If you’re new to using mouthwash, one of the trickiest things will be not to swallow while pouring the liquid into your mouth.

Some mouthwashes suggest a large dosage size, which, if you have a small mouth, may trigger your instinct to swallow. But it’s important to resist.

Don’t swallow any of the liquid. Some mouthwashes contain harsh chemicals and alcohol that may upset your stomach if ingested.

4) The action step

Learning how to use mouthwash includes learning how to swish the liquid back and forth in your mouth properly.

Do your best to create fluid movement inside your mouth to ensure the mouthwash is getting in front of and behind your teeth. Make sure that the liquid also reaches your molars, the roof of your mouth, and under your tongue.

Try this:

Above all, read the instructions on your bottle. Some mouthwashes require you to swish the liquid for a full 30 seconds before spitting out. Make sure you are swishing for long enough for the product to be effective.

5) The final step

The last step for how to use mouthwash is to spit and rinse the excess down your drain. Mouthwashes, as we learned above, are not meant to be swallowed. So, make sure you get as much of the liquid out of your mouth as possible.

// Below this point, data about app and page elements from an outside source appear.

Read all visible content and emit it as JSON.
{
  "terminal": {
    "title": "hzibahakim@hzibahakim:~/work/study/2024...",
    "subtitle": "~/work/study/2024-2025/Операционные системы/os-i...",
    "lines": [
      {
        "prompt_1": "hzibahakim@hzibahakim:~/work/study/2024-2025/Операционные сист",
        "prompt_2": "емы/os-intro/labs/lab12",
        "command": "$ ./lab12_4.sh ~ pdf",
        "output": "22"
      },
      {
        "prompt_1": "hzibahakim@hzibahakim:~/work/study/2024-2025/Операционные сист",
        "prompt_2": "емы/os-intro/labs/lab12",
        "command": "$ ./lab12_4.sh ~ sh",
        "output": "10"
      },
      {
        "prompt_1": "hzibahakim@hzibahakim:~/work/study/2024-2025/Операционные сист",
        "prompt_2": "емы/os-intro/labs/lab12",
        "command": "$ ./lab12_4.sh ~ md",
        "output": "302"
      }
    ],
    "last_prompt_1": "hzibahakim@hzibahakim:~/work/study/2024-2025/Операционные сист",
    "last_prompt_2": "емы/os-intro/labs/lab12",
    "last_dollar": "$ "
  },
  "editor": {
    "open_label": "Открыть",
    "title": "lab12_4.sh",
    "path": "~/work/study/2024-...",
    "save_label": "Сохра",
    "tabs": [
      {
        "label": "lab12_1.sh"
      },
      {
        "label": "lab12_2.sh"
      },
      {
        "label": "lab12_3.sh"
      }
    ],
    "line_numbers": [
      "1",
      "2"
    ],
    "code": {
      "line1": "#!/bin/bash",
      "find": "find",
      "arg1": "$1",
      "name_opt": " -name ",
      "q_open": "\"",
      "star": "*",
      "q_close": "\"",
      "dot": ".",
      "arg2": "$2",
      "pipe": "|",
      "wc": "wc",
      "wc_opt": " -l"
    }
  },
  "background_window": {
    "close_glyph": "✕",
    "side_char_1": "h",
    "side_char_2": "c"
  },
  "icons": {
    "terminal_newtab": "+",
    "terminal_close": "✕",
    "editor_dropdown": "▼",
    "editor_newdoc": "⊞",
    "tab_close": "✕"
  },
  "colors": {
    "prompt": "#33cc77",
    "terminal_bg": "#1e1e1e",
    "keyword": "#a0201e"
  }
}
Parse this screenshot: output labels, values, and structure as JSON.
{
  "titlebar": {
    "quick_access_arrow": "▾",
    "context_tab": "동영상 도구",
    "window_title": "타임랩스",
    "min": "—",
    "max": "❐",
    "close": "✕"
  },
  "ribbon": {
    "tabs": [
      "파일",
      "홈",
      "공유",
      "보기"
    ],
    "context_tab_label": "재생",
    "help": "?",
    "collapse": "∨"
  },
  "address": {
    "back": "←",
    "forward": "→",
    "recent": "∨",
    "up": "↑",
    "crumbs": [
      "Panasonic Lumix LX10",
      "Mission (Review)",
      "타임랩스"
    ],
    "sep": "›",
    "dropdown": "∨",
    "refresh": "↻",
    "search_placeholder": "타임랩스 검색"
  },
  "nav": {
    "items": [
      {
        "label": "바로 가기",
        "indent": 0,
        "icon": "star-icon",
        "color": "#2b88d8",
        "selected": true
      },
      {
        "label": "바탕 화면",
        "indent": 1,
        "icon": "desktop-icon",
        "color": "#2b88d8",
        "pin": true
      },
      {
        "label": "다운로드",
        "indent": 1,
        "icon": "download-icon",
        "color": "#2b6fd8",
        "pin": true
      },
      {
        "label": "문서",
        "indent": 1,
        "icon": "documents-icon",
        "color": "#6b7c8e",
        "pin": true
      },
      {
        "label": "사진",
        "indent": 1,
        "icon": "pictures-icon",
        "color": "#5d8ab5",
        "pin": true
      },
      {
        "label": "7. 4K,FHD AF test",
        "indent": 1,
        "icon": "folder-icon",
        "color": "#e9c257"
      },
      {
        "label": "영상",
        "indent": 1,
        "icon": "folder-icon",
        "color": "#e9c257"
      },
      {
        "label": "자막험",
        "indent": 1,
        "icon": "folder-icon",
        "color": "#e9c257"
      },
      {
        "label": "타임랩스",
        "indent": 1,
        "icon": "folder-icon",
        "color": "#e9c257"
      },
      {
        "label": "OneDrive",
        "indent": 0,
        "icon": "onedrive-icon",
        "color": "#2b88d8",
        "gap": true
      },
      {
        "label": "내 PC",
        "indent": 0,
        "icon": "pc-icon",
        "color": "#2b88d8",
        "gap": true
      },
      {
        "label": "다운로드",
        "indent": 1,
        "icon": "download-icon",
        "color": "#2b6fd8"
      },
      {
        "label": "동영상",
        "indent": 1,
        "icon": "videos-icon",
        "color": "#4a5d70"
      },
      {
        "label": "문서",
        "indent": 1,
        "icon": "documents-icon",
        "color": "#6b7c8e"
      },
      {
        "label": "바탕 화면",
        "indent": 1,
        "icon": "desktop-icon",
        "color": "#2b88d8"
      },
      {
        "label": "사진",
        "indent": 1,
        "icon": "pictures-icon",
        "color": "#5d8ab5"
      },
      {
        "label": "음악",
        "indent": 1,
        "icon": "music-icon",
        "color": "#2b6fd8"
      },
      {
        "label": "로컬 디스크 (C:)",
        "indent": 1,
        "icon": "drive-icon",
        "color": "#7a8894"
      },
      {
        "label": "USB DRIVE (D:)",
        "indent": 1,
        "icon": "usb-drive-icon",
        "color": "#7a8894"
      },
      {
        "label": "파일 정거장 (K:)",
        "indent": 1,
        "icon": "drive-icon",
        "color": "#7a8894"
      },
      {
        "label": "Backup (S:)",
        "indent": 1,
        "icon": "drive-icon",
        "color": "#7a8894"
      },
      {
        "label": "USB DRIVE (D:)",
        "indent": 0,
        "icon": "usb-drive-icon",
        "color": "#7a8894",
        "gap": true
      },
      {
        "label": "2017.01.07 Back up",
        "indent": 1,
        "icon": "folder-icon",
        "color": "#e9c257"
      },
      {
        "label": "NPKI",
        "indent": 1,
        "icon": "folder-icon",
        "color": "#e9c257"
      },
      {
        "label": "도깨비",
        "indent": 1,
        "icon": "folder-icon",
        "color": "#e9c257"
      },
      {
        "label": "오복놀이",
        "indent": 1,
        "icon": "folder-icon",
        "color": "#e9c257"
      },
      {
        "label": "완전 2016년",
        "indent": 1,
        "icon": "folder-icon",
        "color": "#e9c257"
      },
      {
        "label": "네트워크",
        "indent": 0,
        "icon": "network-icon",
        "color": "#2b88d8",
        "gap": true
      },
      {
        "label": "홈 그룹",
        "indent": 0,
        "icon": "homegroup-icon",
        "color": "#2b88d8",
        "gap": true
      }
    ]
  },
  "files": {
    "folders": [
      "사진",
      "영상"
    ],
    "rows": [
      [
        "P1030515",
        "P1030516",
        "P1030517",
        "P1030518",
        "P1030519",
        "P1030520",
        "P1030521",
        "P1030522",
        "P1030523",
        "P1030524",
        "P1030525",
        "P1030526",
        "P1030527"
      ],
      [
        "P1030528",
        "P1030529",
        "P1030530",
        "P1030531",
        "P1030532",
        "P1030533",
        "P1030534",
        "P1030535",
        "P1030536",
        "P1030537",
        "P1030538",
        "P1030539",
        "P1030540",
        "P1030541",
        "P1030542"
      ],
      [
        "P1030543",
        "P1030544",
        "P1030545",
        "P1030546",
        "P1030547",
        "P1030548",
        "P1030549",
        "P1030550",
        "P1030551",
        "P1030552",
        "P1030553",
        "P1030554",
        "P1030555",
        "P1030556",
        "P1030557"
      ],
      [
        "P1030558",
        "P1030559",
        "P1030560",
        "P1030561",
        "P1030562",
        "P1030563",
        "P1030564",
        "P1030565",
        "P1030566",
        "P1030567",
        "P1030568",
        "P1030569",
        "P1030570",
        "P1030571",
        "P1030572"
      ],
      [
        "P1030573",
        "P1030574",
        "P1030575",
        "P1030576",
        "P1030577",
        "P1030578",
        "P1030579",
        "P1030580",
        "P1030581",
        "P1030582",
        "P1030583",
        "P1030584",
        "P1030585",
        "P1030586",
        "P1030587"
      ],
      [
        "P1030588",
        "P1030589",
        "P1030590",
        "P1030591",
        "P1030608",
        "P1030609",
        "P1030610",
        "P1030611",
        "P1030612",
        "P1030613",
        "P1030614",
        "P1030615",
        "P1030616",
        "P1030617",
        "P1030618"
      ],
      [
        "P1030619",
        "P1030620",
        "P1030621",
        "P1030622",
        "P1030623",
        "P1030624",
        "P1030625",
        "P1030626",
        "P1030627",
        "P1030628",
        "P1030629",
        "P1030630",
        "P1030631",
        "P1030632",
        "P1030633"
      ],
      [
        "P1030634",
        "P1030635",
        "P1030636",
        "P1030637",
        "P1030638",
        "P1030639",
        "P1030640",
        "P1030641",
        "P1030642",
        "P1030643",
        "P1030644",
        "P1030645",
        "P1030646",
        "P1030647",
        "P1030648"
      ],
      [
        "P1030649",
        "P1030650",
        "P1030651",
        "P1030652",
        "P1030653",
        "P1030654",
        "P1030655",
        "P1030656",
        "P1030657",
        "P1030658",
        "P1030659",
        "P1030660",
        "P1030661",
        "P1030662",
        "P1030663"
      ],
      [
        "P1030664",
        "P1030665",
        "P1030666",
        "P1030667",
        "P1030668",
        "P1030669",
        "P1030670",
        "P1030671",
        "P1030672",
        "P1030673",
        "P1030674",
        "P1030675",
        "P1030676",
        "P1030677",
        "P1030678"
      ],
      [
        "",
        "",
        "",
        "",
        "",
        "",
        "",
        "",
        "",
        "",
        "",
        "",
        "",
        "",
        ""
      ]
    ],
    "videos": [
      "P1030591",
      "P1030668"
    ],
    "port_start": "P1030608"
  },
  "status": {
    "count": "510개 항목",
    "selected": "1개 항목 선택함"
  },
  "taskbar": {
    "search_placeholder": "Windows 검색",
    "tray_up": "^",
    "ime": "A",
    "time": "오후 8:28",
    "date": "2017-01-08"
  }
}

Some suggest you rinse with water after spitting; however, most don’t.

Keep an eye out on the instructions on your mouthwash to ensure you are completing all of the steps correctly. For example, it’s common for some mouthwashes to recommend no eating or drinking for up to an hour after rinsing.

So be on the lookout for that too.

Keep Your Mouth Healthy

It seems that commercials and advertising have lead us to believe that mouthwash is an essential part of our daily hygiene routine. Brushing, flossing, and using mouthwash is a standard in oral care.

That’s why using these tools the correct way is so important. By following the step-by-step guide above, you can ensure you are getting the most out of your mouthwash.

Take a look at the mouthwash in your bathroom cabinet right now. If it doesn’t say antibacterial or antiseptic on the bottle anywhere, chances are that it can only be used to mask bad breath temporarily.

Always make sure you select the right one for your needs. Luckily, there are so many different kinds of mouthwashes on the market that you won’t have trouble finding one that fits your budget, lifestyle, and any medical needs.

Check with your dentist

Most importantly, remember that no over-the-counter mouthwash can cure gingivitis or chronic bad breath from periodontal disease. If you suspect this condition is the cause of your problems, talk with one of the doctors from Your Caring Dentist Group. Our team can help diagnose and treat your oral health problems.